Saturday, January 17, 2015

The First One

My youngest son has begun a new phase of his life. He and his soon-to-be life partner have begun the process of buying their first home. A major undertaking that will test their coping skills, but, more importantly, will give them an enormous opportunity to grow.

It has me thinking of our first house in Austin, TX. It was small, probably the smallest on the block, and situated at the head of a T intersection that gave us a nice view of a high school. We used to walk the track for exercise.

Although small, the house had three bedrooms, a kitchen, one bath, and a great room with a high ceiling. Lots of room for a young couple starting out.

That house taught us a lot of lessons:

·        How to fix the small things
·        How to deal with the big things, like termites and flash floods
·        How to replace some of the darkest wood paneling ever made with drywall
·        How that new drywall made the room structurally stronger and visually larger
·        How to start your first business out of one those small bedrooms
·        How spilling red Kool-Aid on orange shag carpeting isn’t really noticeable
·        How not to yell at your first-born for spilling the Kool-Aid

We eventually replaced the orange shag for a beige Berber when it was time to sell and move on to other houses and other lessons.

I am reminded of how important that first house was.

I’ve been told by many books on writing and at many conferences how important it is to finish that first book. Just finishing.

Getting close to that goal, I can look back and see how far I’ve come and how many lessons I’ve learned. 

Such as:

·        How to fix the small things-like punctuation and spelling
·        How to deal with the big things-like verb tense agreement, dialog, and story development
·        How to replace some sentences and paragraphs with better ones
·        How those sentences and paragraphs made the story stronger and the themes larger in scope and continuity
·        How to start the first subplot
·        How spilling the beans on motives and major plot points too soon is bad, bad, bad
·        How not to yell at people and be generally disagreeable when they make constructive comments

Yeah, I can see the similarity to that first house. From here, it looks like a good view.

1 comment:
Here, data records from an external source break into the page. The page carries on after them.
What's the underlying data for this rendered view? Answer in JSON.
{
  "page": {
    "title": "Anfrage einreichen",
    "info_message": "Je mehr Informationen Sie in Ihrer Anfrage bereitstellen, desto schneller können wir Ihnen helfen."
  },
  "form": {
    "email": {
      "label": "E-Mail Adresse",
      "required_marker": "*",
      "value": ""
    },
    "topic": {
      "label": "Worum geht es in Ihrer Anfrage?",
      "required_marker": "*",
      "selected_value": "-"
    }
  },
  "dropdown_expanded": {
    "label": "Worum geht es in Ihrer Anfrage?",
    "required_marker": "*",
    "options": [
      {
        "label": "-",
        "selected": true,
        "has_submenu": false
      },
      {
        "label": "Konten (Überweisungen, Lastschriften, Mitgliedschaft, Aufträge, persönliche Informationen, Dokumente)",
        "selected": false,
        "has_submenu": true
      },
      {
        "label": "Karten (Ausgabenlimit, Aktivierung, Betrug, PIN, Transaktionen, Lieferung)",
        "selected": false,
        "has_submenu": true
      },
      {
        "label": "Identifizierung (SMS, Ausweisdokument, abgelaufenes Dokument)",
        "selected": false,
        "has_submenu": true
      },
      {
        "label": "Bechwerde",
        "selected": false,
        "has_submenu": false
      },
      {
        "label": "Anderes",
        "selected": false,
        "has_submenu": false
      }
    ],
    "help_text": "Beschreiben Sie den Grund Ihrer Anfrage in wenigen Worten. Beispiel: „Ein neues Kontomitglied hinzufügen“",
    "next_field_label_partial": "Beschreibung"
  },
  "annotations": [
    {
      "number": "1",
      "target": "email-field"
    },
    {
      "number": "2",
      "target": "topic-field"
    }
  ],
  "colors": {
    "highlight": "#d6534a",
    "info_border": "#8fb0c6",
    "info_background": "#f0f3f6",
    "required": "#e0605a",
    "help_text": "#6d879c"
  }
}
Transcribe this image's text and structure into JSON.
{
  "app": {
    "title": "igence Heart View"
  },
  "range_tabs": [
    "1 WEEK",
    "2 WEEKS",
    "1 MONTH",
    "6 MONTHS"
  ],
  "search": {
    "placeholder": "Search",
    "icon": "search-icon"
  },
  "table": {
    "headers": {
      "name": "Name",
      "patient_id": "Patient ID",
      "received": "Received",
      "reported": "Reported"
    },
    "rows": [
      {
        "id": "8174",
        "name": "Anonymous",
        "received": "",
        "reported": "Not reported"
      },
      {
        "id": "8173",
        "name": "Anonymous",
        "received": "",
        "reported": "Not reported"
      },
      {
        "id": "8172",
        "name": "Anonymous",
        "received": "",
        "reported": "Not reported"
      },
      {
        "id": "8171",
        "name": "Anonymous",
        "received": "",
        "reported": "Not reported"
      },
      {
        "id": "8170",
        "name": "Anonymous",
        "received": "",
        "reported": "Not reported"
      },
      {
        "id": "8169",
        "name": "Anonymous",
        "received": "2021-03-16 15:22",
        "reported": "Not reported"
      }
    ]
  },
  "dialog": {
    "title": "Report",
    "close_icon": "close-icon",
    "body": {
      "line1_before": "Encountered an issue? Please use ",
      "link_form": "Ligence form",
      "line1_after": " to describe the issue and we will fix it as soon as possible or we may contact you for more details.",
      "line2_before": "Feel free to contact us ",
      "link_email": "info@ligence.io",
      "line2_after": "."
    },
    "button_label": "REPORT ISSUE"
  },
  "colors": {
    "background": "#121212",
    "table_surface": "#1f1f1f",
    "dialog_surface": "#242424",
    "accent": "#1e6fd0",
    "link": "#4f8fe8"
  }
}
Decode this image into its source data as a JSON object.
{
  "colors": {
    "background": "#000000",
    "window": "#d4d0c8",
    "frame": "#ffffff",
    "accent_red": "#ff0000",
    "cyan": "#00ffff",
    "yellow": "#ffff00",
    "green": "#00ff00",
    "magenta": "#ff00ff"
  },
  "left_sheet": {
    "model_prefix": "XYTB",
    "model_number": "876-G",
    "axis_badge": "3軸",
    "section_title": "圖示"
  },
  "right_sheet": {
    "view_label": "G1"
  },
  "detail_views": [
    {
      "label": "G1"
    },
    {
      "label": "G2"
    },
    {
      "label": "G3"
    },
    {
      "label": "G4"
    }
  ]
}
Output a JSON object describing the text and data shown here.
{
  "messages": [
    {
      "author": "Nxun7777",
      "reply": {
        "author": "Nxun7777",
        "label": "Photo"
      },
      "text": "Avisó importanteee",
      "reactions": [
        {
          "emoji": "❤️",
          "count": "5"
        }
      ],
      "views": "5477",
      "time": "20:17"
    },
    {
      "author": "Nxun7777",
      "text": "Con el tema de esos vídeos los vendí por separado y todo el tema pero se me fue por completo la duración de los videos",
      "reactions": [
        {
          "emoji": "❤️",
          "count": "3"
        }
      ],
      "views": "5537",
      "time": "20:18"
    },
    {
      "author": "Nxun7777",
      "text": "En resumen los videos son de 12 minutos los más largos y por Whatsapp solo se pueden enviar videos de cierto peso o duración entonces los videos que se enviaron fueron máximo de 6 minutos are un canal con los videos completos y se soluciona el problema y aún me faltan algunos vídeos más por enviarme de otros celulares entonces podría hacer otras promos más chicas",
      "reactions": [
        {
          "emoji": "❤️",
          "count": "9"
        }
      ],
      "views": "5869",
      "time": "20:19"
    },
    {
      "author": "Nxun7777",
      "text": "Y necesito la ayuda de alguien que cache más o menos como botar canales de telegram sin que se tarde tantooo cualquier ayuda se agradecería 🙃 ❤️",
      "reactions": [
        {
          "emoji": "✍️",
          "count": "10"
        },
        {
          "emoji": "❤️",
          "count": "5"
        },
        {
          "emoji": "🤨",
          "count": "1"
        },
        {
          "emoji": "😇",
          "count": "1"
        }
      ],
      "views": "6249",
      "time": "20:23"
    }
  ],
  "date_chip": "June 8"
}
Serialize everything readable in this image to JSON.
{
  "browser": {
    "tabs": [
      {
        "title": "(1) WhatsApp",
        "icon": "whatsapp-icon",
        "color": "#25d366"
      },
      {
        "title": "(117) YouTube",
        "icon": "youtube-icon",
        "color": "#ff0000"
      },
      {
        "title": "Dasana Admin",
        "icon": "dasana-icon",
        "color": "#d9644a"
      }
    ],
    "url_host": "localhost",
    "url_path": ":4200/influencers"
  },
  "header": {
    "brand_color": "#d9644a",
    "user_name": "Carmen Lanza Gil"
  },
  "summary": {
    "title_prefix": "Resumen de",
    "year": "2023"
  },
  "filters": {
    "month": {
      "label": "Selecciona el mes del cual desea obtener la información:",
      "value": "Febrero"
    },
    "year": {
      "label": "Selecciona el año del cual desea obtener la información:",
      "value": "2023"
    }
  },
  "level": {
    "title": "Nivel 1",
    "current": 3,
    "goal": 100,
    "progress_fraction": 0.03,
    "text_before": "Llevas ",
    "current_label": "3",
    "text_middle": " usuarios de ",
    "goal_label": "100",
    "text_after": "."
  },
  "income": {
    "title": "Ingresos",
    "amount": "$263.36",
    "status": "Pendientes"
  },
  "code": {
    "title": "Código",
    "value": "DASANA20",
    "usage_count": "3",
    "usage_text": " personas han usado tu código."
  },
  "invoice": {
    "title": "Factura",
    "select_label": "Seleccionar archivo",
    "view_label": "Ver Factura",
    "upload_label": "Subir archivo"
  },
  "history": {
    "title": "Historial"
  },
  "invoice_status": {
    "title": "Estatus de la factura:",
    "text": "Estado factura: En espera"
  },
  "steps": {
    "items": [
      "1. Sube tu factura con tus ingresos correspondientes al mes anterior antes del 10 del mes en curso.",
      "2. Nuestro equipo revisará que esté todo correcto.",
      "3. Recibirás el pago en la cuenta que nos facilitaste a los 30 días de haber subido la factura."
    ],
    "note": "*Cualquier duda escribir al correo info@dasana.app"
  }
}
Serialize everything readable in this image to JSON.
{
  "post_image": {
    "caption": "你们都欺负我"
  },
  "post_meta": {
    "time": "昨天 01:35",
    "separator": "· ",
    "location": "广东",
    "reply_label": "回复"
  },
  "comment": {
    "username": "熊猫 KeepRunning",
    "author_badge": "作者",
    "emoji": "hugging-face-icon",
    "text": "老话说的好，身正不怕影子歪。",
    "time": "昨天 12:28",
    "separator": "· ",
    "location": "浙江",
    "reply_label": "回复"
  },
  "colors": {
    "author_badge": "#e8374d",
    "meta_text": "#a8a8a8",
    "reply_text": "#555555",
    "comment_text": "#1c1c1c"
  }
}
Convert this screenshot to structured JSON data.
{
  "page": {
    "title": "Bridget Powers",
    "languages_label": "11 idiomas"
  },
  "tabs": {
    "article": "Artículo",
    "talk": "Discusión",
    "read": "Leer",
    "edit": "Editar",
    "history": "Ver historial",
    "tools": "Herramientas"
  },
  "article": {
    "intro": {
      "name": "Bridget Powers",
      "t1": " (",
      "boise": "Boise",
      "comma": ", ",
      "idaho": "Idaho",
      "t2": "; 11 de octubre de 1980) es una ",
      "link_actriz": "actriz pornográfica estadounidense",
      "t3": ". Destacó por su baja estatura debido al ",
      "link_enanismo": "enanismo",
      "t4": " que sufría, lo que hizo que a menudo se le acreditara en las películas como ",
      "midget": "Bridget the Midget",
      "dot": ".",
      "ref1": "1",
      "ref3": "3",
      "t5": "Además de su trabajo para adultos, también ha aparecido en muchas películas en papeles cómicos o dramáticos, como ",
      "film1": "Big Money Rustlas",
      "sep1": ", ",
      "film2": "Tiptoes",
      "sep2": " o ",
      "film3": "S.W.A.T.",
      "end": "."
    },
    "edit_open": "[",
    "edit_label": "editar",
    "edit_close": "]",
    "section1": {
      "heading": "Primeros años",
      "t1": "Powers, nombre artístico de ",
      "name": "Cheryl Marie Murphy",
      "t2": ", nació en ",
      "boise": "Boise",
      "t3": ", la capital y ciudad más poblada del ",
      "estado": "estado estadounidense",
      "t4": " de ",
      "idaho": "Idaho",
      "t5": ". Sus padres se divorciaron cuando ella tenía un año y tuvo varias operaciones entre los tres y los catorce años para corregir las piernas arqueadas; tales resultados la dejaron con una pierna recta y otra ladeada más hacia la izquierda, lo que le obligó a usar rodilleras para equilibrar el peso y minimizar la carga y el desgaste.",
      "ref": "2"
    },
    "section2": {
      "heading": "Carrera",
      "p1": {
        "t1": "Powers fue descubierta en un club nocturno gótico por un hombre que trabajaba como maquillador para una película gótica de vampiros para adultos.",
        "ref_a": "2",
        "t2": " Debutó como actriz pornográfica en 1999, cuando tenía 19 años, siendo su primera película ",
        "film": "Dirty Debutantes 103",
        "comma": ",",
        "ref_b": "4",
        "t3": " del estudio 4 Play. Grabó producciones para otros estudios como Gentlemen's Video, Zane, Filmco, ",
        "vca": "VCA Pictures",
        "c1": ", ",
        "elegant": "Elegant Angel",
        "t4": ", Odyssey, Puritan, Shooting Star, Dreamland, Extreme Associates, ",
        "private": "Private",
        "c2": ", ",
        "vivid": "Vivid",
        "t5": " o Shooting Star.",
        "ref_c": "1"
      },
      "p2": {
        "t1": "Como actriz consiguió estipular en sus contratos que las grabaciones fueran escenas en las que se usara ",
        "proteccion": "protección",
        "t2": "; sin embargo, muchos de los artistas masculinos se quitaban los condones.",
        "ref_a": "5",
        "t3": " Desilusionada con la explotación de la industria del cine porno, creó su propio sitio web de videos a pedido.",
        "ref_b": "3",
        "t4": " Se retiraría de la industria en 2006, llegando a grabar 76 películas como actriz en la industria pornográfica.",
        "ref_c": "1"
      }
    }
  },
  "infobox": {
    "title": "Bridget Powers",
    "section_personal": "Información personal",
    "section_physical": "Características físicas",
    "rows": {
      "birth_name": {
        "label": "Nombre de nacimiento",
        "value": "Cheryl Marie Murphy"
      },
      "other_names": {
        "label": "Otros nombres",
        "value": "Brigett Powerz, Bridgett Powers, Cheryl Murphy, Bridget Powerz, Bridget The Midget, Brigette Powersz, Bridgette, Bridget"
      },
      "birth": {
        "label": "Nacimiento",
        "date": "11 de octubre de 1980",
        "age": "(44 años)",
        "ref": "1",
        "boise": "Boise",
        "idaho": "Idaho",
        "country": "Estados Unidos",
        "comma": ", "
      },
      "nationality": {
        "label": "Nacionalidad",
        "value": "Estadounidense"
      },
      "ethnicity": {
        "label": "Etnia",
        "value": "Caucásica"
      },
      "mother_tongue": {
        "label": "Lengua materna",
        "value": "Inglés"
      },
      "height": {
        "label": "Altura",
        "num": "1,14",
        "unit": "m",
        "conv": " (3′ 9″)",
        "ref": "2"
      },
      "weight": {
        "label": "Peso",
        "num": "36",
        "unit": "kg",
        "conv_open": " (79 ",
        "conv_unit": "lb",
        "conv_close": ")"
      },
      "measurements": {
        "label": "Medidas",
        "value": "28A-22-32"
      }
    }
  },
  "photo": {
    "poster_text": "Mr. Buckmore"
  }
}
  1. Okay, I was a bit rushed last week. Being late with my post and all. So, at this late date I've added a bit to my original blog post. Hope it creates a better analogy between house and novel.